WU: Is there a particular wine/drink that goes well with this dish?
TR: Because it’s a spicy dish, a lighter white wine or cold sake would be excellent choices.

Akai Spicy Tuna Roll

Sushi Rice
2 cups medium-grain white rice
1 cup cold water
½ cup seasoned rice vinegar

Soak the rice in cold water for 30–45 minutes. The rice will become pearl-like in color. Drain the rice. Cover the rice again with cold water, stir, and drain. Repeat four to five times until the water runs clear. Cook in an electric rice cook per the manufacturer’s specs.When finished cooking, turn it out into a large, flat, nonmetal container. Toss the rice with seasoned rice vinegar to taste. Allow to cool until just above room temperature. Store in an airtight container for up to two hours at room temperature.

Tuna and Cucumber Maki
Fresh ahi tuna, cut into strips
English Cucumber, cut into thin strips
Nori (seaweed paper)
Sesame seeds, for garnish
Green onion, for garnish2 tablespoons mayo1 teaspoon Sriracha (Vietnamese hot sauce)

Spread the rice on the rough side of the nori (dip your hands in cold water first to prevent the rice from sticking to your hands), pressing it to approximately ¼-inch thick.

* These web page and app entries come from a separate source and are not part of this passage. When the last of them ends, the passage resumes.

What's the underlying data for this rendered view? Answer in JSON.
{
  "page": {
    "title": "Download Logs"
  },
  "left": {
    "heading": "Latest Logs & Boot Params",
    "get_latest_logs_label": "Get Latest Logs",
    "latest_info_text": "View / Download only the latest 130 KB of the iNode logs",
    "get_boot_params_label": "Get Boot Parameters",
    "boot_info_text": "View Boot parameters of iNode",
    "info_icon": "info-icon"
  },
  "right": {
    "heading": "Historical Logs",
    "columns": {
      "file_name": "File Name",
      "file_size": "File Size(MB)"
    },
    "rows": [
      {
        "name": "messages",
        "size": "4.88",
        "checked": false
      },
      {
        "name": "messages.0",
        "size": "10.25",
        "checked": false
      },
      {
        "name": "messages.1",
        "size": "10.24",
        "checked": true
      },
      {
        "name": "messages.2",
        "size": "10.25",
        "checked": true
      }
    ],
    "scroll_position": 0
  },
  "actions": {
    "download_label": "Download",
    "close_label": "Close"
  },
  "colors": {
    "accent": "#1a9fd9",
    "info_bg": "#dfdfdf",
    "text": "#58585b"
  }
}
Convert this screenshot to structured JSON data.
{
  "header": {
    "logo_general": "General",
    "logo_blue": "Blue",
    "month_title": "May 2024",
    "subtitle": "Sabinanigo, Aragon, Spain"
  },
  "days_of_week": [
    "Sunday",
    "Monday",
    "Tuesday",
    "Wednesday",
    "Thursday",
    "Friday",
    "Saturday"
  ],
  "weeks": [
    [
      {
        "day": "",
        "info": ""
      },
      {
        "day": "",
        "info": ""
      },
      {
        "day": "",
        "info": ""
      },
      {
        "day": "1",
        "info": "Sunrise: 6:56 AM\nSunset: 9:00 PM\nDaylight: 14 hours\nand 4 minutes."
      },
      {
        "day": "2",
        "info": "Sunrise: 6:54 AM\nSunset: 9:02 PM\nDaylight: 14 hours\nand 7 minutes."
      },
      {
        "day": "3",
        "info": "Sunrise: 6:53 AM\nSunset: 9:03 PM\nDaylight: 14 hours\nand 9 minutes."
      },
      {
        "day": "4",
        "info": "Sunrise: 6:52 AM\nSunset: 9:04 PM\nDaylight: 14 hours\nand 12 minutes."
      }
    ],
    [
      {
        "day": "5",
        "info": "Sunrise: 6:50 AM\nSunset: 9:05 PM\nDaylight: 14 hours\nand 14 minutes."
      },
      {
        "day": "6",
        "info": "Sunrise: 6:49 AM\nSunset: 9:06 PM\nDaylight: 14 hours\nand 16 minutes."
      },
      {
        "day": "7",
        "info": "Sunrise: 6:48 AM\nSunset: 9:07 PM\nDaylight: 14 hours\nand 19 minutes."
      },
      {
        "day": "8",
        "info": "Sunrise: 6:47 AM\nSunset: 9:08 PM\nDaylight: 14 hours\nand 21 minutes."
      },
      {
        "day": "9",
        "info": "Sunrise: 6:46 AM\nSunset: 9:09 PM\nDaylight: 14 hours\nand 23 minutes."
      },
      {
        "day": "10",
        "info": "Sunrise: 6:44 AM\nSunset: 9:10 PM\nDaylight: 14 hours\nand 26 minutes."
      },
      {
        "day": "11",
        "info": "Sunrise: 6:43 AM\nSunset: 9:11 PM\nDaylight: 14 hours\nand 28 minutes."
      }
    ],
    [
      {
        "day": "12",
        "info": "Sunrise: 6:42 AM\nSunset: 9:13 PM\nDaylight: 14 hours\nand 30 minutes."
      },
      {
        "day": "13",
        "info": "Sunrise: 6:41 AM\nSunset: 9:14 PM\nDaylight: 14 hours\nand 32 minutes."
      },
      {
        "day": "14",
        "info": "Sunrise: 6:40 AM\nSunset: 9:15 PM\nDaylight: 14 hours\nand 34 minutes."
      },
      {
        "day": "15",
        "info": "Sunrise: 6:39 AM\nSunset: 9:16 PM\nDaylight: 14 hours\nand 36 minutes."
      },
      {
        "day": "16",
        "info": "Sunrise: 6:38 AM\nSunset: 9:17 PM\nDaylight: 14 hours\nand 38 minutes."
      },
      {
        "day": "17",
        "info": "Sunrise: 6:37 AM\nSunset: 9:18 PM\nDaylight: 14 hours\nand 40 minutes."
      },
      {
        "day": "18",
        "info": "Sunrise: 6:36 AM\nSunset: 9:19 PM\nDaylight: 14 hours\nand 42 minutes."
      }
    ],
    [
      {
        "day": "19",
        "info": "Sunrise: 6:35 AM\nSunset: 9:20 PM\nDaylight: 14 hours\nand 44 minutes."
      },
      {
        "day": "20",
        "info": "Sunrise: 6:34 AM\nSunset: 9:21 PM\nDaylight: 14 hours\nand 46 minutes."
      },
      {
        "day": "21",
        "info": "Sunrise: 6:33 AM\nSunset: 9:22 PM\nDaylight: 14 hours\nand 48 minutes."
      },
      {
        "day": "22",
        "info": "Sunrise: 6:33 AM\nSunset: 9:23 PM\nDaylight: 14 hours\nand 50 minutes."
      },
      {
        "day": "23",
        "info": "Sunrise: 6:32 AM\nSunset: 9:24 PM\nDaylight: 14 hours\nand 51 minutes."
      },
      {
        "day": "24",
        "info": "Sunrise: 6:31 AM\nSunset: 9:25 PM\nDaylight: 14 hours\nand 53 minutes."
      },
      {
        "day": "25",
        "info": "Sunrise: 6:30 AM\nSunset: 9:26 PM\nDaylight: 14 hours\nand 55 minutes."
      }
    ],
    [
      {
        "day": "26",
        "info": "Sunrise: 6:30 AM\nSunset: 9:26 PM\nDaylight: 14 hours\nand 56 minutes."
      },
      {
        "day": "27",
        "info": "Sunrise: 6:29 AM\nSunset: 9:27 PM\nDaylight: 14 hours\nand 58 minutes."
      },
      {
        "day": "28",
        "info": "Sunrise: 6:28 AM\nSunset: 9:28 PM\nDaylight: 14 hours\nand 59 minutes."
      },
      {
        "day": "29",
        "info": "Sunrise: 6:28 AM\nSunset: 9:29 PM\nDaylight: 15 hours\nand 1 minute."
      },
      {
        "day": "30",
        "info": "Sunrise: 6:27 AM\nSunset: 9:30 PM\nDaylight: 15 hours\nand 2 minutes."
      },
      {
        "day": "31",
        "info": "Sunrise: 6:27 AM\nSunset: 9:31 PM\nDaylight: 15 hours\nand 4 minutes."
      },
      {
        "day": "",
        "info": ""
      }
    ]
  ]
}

Sprinkle the sesame seeds and green onion over the rice.

Flip the rice and nori over so it’s rice side down on a makisu (a rolling mat). Place a two-ounce strip of tuna and 2 small slices of cucumber on the nori. Pressing gently, but firmly, roll up the sushi. Cut into eight even pieces. Mix the mayo and Sriracha to make the spicy sauce, and drizzle it on the roll before serving.